### WORK INSTRUCTION
Exclude all pictures, then copy each of the records exactly as written.

(Data about app and page elements)
======
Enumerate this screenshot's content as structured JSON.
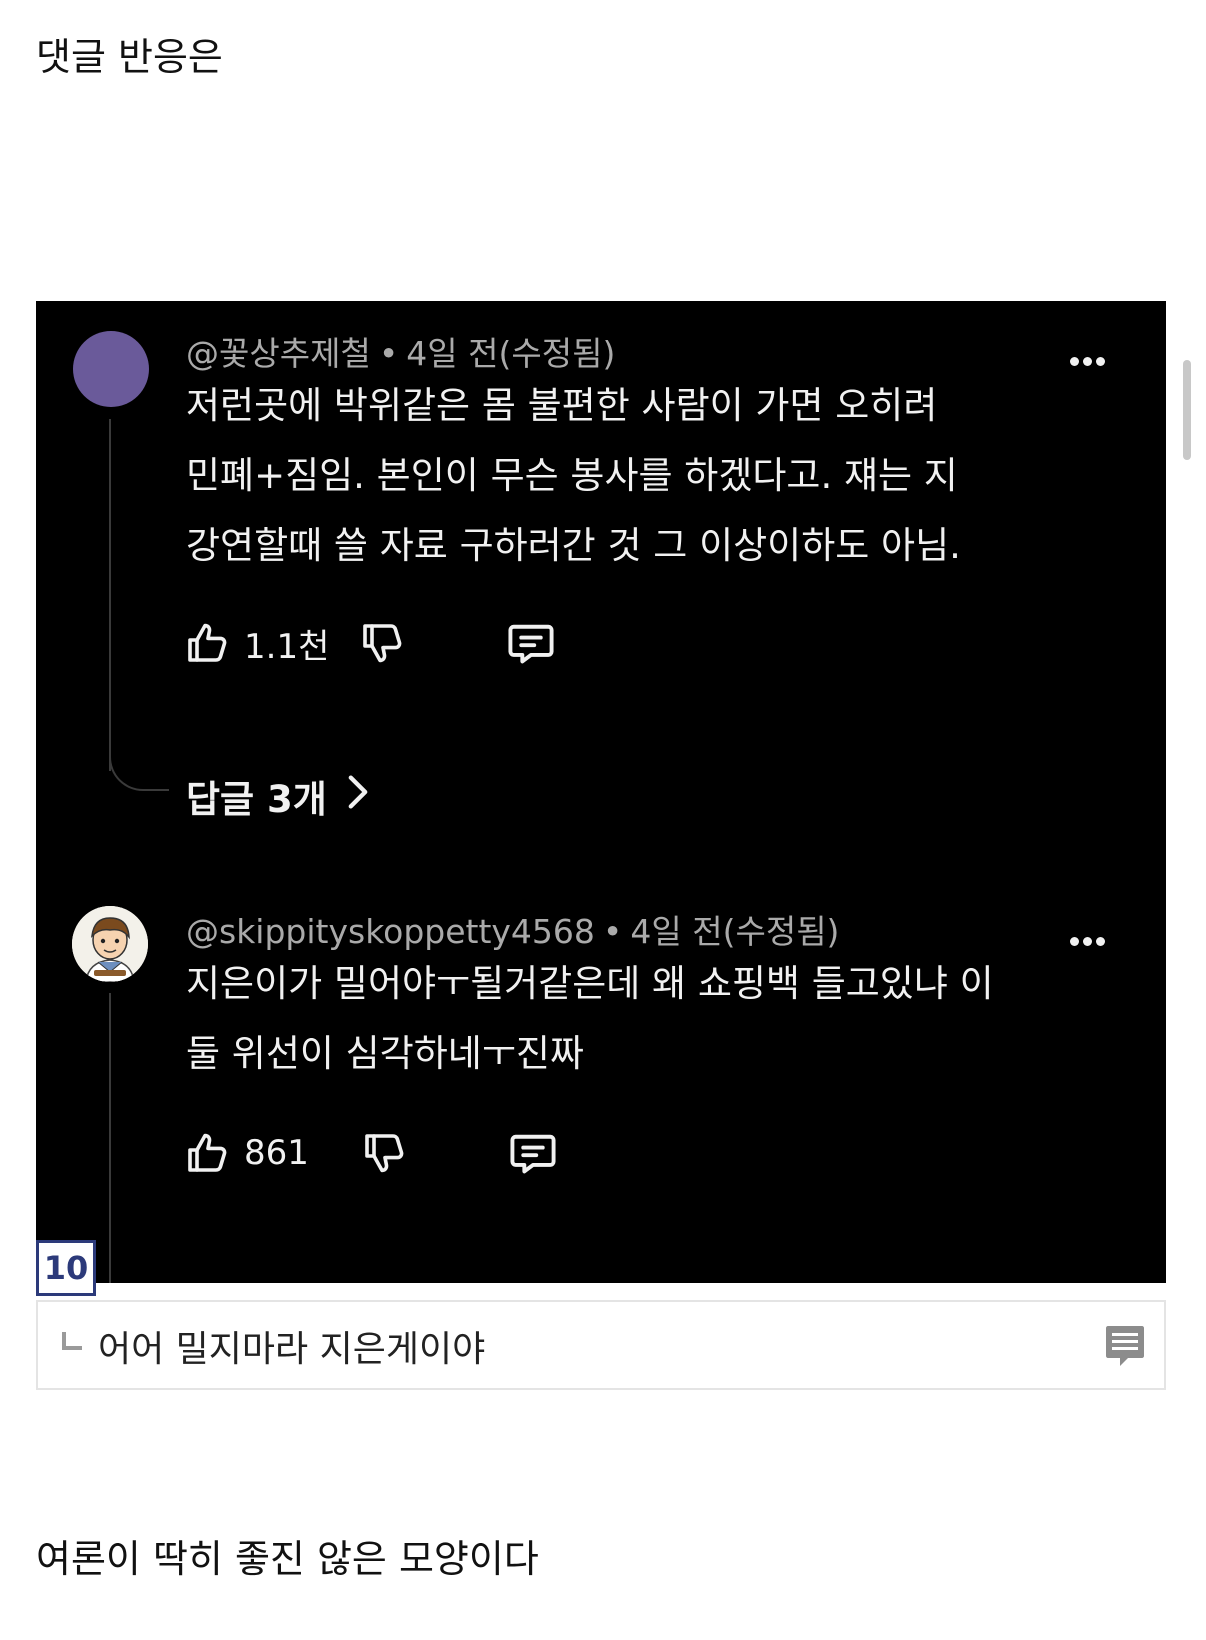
{
  "intro_text": "댓글 반응은",
  "outro_text": "여론이 딱히 좋진 않은 모양이다",
  "comments": [
    {
      "author": "@꽃상추제철",
      "age": "4일 전(수정됨)",
      "text_lines": [
        "저런곳에 박위같은 몸 불편한 사람이 가면 오히려",
        "민폐+짐임. 본인이 무슨 봉사를 하겠다고. 쟤는 지",
        "강연할때 쓸 자료 구하러간 것 그 이상이하도 아님."
      ],
      "likes": "1.1천",
      "replies_label": "답글 3개",
      "avatar_color": "#6a5a9a"
    },
    {
      "author": "@skippityskoppetty4568",
      "age": "4일 전(수정됨)",
      "text_lines": [
        "지은이가 밀어야ㅜ될거같은데 왜 쇼핑백 들고있냐 이",
        "둘 위선이 심각하네ㅜ진짜"
      ],
      "likes": "861"
    }
  ],
  "dot_separator": "•",
  "reply": {
    "number": "10",
    "text": "어어 밀지마라 지은게이야"
  },
  "icons": {
    "like": "thumbs-up-icon",
    "dislike": "thumbs-down-icon",
    "reply": "comment-icon",
    "more": "more-dots-icon",
    "replies_chevron": "chevron-right-icon",
    "memo": "memo-icon"
  },
  "colors": {
    "panel_background": "#000000",
    "meta_text": "#aaaaaa",
    "body_text": "#f1f1f1",
    "badge_border": "#2c3a7a"
  }
}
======
### YOUR SOLUTION
Enumerate this screenshot's content as structured JSON.
{
  "intro_text": "댓글 반응은",
  "outro_text": "여론이 딱히 좋진 않은 모양이다",
  "comments": [
    {
      "author": "@꽃상추제철",
      "age": "4일 전(수정됨)",
      "text_lines": [
        "저런곳에 박위같은 몸 불편한 사람이 가면 오히려",
        "민폐+짐임. 본인이 무슨 봉사를 하겠다고. 쟤는 지",
        "강연할때 쓸 자료 구하러간 것 그 이상이하도 아님."
      ],
      "likes": "1.1천",
      "replies_label": "답글 3개",
      "avatar_color": "#6a5a9a"
    },
    {
      "author": "@skippityskoppetty4568",
      "age": "4일 전(수정됨)",
      "text_lines": [
        "지은이가 밀어야ㅜ될거같은데 왜 쇼핑백 들고있냐 이",
        "둘 위선이 심각하네ㅜ진짜"
      ],
      "likes": "861"
    }
  ],
  "dot_separator": "•",
  "reply": {
    "number": "10",
    "text": "어어 밀지마라 지은게이야"
  },
  "icons": {
    "like": "thumbs-up-icon",
    "dislike": "thumbs-down-icon",
    "reply": "comment-icon",
    "more": "more-dots-icon",
    "replies_chevron": "chevron-right-icon",
    "memo": "memo-icon"
  },
  "colors": {
    "panel_background": "#000000",
    "meta_text": "#aaaaaa",
    "body_text": "#f1f1f1",
    "badge_border": "#2c3a7a"
  }
}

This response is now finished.